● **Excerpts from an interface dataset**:

- Opening Delimiter -

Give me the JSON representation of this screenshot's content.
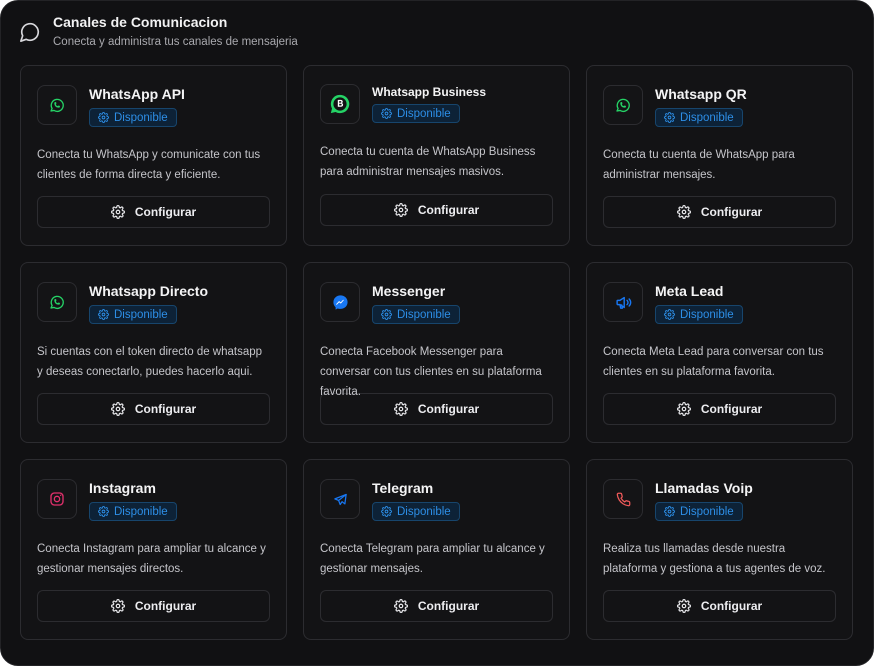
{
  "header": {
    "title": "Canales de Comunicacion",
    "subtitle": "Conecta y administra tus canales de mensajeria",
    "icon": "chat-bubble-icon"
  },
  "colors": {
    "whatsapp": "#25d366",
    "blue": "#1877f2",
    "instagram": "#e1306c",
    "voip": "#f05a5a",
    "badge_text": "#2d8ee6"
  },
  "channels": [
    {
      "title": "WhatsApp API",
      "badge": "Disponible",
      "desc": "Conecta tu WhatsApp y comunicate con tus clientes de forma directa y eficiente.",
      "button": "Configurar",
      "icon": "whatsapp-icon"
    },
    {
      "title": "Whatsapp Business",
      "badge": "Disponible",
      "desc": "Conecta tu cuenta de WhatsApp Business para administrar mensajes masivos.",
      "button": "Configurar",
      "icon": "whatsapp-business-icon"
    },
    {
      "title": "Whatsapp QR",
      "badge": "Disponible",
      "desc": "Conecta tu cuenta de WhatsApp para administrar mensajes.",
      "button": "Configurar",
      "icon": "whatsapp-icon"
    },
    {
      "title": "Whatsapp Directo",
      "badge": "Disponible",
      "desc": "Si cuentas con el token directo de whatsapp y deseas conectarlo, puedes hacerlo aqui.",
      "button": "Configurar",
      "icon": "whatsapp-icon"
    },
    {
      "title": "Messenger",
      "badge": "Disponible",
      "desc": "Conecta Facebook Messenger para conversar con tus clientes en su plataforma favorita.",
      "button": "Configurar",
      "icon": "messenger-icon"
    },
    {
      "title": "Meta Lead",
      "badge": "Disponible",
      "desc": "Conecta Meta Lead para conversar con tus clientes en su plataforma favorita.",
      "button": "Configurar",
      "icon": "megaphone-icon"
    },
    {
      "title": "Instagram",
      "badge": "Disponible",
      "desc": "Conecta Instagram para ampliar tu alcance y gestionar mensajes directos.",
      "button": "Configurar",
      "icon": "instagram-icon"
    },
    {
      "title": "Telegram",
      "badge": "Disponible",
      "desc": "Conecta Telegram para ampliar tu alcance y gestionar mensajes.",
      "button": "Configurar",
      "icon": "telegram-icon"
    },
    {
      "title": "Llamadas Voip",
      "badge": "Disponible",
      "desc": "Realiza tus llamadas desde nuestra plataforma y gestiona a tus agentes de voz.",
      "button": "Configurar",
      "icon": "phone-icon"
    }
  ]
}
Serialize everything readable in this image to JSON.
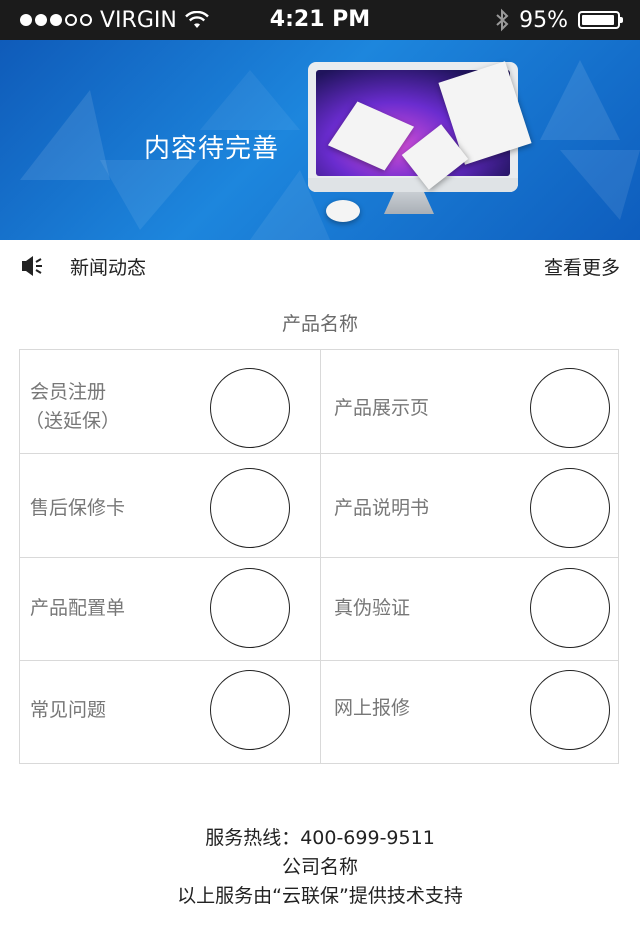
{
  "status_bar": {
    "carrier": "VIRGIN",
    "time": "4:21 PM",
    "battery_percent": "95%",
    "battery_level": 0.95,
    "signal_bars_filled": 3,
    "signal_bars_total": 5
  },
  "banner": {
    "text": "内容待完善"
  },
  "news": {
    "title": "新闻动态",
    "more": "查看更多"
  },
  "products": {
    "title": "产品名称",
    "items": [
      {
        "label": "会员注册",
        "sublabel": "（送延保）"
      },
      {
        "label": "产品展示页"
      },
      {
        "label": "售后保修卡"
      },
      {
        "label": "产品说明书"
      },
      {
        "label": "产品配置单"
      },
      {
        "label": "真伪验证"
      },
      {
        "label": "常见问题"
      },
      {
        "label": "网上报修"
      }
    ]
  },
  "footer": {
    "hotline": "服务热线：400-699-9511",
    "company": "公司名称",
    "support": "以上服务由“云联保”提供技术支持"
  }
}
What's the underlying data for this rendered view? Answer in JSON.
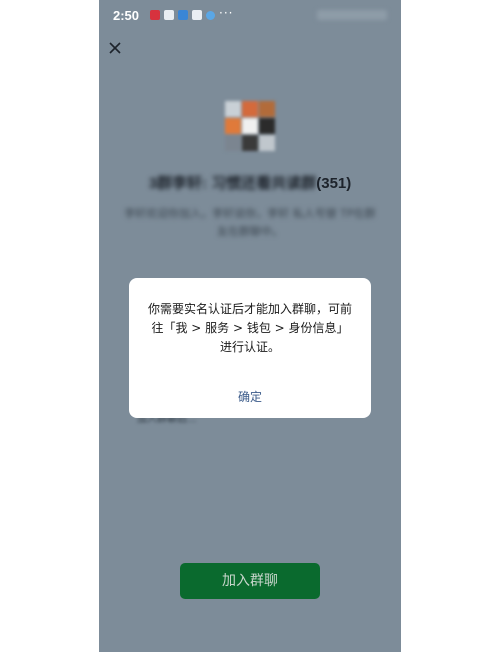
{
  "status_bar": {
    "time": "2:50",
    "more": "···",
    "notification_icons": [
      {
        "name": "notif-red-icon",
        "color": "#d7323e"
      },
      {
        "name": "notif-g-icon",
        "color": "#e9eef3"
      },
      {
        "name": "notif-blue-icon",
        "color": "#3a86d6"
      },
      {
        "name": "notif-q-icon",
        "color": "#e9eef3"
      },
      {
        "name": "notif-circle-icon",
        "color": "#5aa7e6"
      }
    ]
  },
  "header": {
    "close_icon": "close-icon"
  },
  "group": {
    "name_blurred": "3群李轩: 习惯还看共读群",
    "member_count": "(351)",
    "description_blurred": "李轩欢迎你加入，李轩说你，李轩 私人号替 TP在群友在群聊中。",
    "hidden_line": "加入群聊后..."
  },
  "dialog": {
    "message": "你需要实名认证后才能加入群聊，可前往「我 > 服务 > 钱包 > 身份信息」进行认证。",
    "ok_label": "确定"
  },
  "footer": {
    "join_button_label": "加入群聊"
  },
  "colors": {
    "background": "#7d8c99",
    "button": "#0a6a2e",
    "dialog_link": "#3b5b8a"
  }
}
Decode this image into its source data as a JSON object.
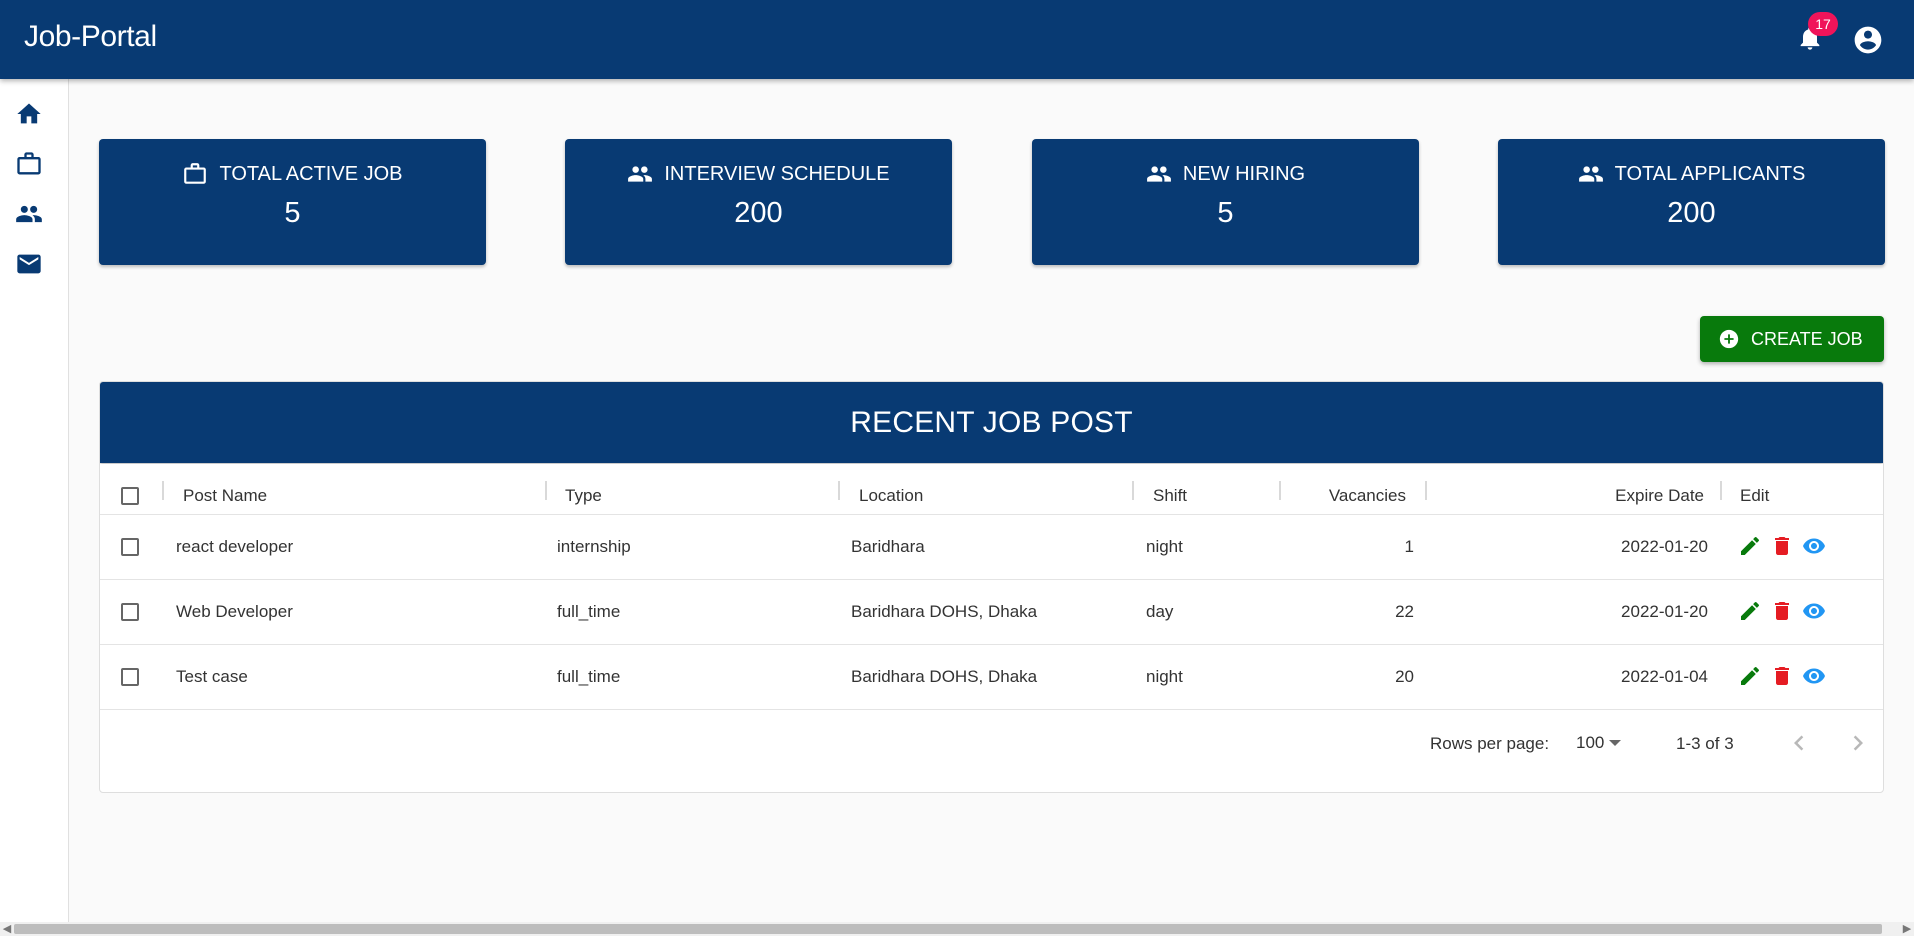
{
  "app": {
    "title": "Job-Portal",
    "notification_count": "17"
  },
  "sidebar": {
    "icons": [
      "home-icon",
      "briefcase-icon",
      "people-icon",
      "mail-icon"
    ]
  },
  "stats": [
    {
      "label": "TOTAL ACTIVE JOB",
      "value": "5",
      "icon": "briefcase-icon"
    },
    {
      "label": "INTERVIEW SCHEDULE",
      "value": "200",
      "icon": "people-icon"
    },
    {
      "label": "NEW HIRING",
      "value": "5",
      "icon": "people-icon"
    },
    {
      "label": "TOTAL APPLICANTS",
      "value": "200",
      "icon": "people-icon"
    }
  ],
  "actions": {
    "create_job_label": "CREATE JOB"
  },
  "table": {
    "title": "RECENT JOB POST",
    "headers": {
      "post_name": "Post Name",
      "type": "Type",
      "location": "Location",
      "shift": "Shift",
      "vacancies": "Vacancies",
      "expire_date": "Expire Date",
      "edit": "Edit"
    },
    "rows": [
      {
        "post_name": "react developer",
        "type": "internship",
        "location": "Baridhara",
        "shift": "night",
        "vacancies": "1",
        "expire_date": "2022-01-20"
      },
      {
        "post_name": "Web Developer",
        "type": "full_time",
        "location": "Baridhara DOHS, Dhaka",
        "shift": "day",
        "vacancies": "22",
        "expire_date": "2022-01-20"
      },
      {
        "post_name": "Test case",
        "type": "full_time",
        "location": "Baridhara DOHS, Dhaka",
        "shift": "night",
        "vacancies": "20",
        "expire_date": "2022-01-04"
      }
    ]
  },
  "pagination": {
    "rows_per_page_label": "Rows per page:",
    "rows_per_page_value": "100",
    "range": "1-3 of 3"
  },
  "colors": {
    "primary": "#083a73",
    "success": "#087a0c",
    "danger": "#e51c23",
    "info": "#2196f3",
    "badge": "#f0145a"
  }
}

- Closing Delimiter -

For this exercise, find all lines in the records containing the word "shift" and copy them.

● **Response**:
      "shift": "Shift",
        "shift": "night",
        "shift": "day",
        "shift": "night",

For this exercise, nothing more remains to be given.